When walking through an airport near a bookstore on a business trip, I spotted a book cover that caught my eye. Being a self proclaimed “Meeting Maven”, I was drawn to this book because it promised to help managers have shorter meetings. I bought it.
Settling into my seat to read for what I thought would be an enlightening few hours, I was sorely disappointed. The gist of the book was that, in order to have shorter meetings, the meeting leader must prevent others from talking! The author thought people expressing an opinion or sharing their ideas was the problem and that severely limiting the opportunity would be the solution!

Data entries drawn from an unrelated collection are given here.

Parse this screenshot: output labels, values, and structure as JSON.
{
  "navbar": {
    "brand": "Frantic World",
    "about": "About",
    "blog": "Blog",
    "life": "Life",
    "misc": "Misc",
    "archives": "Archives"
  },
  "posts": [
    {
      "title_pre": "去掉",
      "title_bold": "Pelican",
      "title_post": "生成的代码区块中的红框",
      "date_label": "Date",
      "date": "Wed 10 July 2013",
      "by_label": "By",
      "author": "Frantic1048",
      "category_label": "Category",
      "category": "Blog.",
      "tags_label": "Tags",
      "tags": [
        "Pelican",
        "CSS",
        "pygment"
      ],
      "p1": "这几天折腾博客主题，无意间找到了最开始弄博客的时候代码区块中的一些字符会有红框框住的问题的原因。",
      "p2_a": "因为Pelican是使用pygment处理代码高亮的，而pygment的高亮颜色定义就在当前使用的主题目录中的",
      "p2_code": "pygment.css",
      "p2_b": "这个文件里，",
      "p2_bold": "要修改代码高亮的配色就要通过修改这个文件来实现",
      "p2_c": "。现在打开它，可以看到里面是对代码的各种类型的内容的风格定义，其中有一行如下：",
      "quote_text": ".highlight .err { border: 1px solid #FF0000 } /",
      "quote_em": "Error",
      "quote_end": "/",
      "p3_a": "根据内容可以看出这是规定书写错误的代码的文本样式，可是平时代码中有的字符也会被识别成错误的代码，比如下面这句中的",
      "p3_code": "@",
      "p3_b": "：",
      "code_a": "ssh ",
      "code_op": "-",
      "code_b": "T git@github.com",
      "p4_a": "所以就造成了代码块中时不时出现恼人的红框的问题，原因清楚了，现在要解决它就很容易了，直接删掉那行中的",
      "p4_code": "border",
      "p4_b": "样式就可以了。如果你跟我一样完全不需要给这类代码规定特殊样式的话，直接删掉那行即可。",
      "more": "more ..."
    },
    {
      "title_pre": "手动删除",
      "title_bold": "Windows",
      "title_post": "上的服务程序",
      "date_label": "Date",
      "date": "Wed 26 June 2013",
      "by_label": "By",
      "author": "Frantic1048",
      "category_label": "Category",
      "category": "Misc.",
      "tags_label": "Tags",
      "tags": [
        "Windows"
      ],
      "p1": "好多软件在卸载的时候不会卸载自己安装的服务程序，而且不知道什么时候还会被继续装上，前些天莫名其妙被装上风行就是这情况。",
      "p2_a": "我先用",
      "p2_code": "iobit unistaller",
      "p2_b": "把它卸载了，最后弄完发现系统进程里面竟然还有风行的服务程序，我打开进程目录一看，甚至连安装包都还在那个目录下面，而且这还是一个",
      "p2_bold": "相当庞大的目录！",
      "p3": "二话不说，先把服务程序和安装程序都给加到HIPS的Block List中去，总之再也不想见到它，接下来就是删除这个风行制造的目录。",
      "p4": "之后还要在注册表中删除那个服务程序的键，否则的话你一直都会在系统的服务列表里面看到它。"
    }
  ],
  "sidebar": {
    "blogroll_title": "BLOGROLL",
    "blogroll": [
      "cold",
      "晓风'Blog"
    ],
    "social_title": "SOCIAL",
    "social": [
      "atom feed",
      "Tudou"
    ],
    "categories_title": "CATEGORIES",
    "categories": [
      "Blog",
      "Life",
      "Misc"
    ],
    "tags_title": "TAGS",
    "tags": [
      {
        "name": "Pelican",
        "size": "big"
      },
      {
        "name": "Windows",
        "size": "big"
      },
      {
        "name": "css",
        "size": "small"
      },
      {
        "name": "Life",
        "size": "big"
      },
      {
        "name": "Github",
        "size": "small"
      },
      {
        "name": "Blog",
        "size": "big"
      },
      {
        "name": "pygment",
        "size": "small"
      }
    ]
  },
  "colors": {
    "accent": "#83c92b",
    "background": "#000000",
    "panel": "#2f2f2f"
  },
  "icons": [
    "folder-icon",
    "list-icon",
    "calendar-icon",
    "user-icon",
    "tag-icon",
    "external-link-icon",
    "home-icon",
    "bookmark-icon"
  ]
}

This is a good solution??? It reminded me of a saying from Interaction Associates – if you can’t get agreement on the problem, you probably won’t get agreement on the solution. I didn’t agree with the problem or his solution. People exchanging information and ideas is the reason to call a meeting – if the purpose and intended results are clear.
Yes, many meetings are too long – but the problem could be one of the following:
- The meeting is boring and it just seems too long. Enliven it!
- The meeting is too long, but it may be due to poor planning and leadership.
- The time is being used for sharing “reports” (which should be written and e-mailed.) instead of solving problems together or seeking ways to innovate.
- There’s a lot of discussion but no decisions – See my previous BLOG post about “discuss” being a dangerous word on an agenda.
Next time you want to have a shorter meeting, have a clear reason to call it, the right people in the room, a structured approach to solving a problem or developing new approaches, a good facilitative leader (or neutral facilitator) and a timekeeper. Time is valuable and can be an incentive to have more productive, if not just shorter, meetings.